__Problem to solve__
Copy, from the material below, each line that contains the word "label".

------------------------------------------------------------------------

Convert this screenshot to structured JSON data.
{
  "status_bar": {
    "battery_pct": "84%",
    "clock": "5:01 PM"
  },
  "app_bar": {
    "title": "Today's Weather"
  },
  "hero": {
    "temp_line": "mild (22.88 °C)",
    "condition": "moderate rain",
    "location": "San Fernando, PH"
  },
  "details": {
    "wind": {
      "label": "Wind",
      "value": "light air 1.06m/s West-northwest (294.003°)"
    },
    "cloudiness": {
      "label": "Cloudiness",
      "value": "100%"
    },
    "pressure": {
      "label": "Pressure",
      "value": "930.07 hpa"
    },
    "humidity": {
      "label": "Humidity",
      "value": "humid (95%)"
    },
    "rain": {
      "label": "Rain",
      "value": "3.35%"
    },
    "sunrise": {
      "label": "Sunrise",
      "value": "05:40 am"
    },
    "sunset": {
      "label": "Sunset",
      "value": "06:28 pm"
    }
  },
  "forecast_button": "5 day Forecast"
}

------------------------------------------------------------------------

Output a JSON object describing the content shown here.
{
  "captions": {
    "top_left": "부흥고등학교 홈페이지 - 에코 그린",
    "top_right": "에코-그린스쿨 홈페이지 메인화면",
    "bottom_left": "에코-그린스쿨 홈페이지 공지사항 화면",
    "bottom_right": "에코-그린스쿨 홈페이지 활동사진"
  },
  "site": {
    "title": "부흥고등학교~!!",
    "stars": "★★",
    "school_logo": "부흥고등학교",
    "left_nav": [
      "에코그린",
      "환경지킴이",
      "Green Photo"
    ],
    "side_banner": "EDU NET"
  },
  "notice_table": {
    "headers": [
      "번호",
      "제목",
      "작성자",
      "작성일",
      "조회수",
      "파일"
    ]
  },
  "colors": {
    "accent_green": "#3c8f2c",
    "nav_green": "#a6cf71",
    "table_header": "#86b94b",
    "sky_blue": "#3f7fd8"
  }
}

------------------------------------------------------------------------

__Task response__
      "label": "Wind",
      "label": "Cloudiness",
      "label": "Pressure",
      "label": "Humidity",
      "label": "Rain",
      "label": "Sunrise",
      "label": "Sunset",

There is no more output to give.